Violence triggered by domestic extremists and conspiracy theorists is on the rise, according to recent data from the Anti-Defamation League (ADL), a Jewish civil rights group.
Killings by domestic extremists in the United States increased from 23 in 2020 to at least 29 in 2021, with right-wing extremists—fueled by conspiracy theories, misogyny, and anti-vaccine sentiments—killing 26 of those people, the Associated Press reported. Roughly half of the killings did not have a clear ideological motive.
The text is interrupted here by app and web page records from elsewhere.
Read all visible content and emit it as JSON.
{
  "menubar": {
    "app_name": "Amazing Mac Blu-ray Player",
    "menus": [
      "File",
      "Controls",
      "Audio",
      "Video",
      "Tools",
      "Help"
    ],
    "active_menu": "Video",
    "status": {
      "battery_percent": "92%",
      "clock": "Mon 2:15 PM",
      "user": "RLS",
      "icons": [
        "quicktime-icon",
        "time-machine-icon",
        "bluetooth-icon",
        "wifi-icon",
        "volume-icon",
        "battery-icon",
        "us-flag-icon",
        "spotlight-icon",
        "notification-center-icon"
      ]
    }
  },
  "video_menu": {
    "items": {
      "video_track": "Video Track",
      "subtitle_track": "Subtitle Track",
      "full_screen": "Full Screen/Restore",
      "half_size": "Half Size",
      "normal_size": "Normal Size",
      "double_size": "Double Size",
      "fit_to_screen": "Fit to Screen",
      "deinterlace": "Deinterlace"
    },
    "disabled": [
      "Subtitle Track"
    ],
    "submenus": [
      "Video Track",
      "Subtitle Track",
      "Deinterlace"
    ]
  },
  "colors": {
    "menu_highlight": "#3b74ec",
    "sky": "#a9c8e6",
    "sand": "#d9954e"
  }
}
Of those killings that could be attributed, 13 were linked to white supremacists, three to anti-government extremists, two to Black nationalists, and one to an Islamic extremist.
While the 2021 count marks a modest increase from 2020, it is still far below the number of extremism-linked murders between 2015 and 2019 (45 to 78).
“Domestic extremists—extremists who are U.S. citizens or longtime permanent residents—regularly commit murders in the service of their ideology, using deadly force against perceived enemies,” according to the report from the ADL Center On Extremism, Murder and Extremism in the United States in 2021. “In addition, extremists also often commit murders in the service of a group or gang they may belong to—targeting a rival group member, for example, or even a suspected informant in their own ranks. Extremists can also commit murders while engaging in non-ideological criminal activities ranging from home invasions to domestic violence.”
The ADL cited a number of recent cases in the report, including a December 2021 shooting rampage by Lyndon James McLeod that left five dead in Denver. McLeod was involved in a toxic masculinity subculture called the “manosphere” and harbored revenge fantasies against his victims.
One QAnon conspiracy theorist killed his two young children in August 2021, claiming that his wife had passed “serpent DNA” on to his children. In September, a Maryland man was charged with killing his brother, sister-in-law, and a family friend because he believed his brother—a pharmacist—was poisoning people with COVID-19 vaccines, the AP reported.
Conspiracies linked to COVID-19 origins or treatments have also left Asian Americans and Pacific Islanders at risk for attack.
At the beginning of the COVID-19 pandemic, the FBI warned that it expected a surge in hate crimes against people of Asian descent. Recent data is proving that to be true. https://t.co/Rnt00waLNz— Security Management (@SecMgmtMag) July 18, 2021
Extremism-related incidents are also on the rise in the United Kingdom. According to the Community Security Trust, a charity that provides security for Britain’s Jewish community, there were 2,255 recorded reports of anti-Jewish hate incidents in 2021—up 34 percent from 2020. The rise was driven by reactions to violence in Israel and Gaza and exacerbated by frustrations from COVID-19 lockdowns and restrictions. The number of anti-Semitic violent attacks rose by 76 percent.
Left unchecked, extreme beliefs can not only threaten cohesion and productivity, they can compromise safety and raise the risk of disruptive behaviors, even violence. https://t.co/a7KBjLCQzd— Security Management (@SecMgmtMag) July 25, 2021
Domestic extremism is also threatening specific professions. According to the head of the U.S. Marshals Service, Ronald Davis, U.S. federal judges were the target of more than 4,500 threats and inappropriate communications in 2021. Davis told journalists in a conference call this week that the threat is “growing exponentially.”
The threats to judges came in some cases from disgruntled defendants and others from white supremacists and anti-government activists, Reuters reported.